With all the political chatter about building a wall or imposing travel bans to keep certain people out of America, there is no such conversation about keeping foreign investment out. In fact, most public officials in the economic development arena are actively recruiting foreign companies to open facilities on U.S. soil, often offering generous incentives to do so. And I’m not suggesting that is a bad thing.
Reuters analysis of federal jobs data shows that out of 656,000 new manufacturing jobs created between 2010 and 2014, two thirds can be attributed to foreign direct investment. More recent jobs numbers are not yet available, but over $700 billion in foreign capital has poured in over the last two years bringing total foreign investment to $3.7 trillion at the end of 2016, a world record.
For example, German carmaker BMW has invested $8 billion in a 1.2 million square foot assembly plant in Spartanburg, South Carolina, which has become the largest single exporter of cars by value from the United States. (source: Fortune Magazine June 30, 2017).
And again, I’m not suggesting this is a bad thing, because it does bring much needed jobs.
In my last article about the 20,000 modular home development in Chicago, I admitted that maybe I was naïve or even jealous. That was wrong. The appropriate emotion I’m feeling is frustration!
I’m wondering if anyone reading this has ever built a home or modular building in Chicago. If so, I’d love to hear your story about how the city leaders greeted you with open arms, with reporters on hand to take pictures, and the tax incentives and training grants that economic development officials no doubt showered on you.
Didn’t happen like that? How about this – you felt as if you were being prosecuted for crimes you hadn’t yet committed while city officials had their eyes on you. They buried you in a mountain of paperwork, permits, and approvals. You were questioned about the quality of your work and your workers’ union status.
My point is simply this – while its all well and good for elected officials to go after new employers, who’s taking care of the existing ones? Who is making sure that the company that has already been employing local people and paying taxes is healthy? Because our industry is made up of a lot of smaller companies, we don’t often make the splashy headlines or land the mega deals – or gain the attention of our elected officials.
There are over 150 commercial and modular home builders in North America (excluding HUD code builders) each employing an average of 65 people in their plants. That’s 10,000 factory workers, not including all the builders, subcontractors, suppliers, and others supporting the industry.
Now there have been some deals made to existing U.S. manufacturers recently. President Trump was quick to the podium to pat himself on the back for saving 1,000 jobs at the Carrier HVAC plant in Indiana. And it seemed like State officials opened the coffers and worked overtime to make that happen.
So yes, its frustration I’m feeling. It’s fine that foreign companies and being asked to the prom, and great that some larger U.S. manufacturers have been shown some interests as well.

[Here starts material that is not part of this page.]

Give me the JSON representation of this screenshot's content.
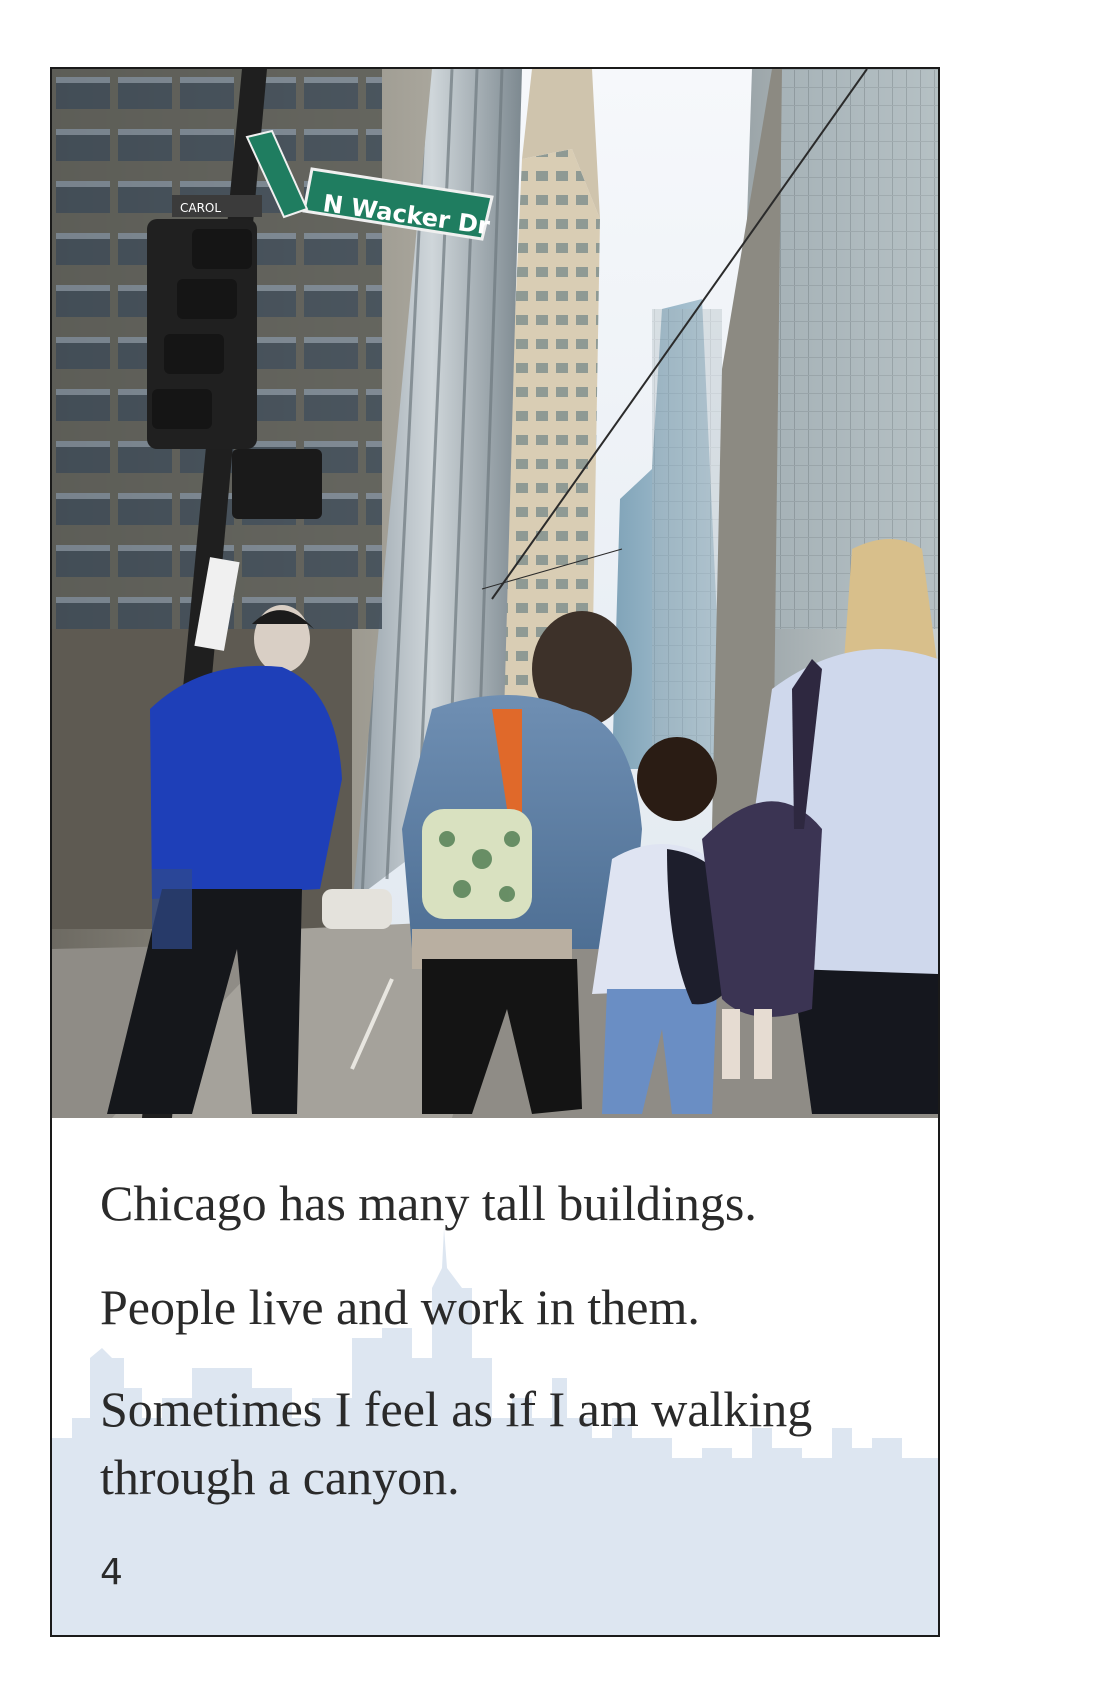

But who’s courting the existing modular manufacturers?
While foreign companies and large manufacturers ae being showered with incentives, existing companies are being showered with regulations, taxes, fees, and tough labor laws.
I’m not feeling the love; are you?
In my next article on this subject, I’ll focus on what our industry can and should be doing to better position ourselves for industry growth (I’ve been getting A LOT of input on this lately).
Started on August 9, 2017 by Tom Hardiman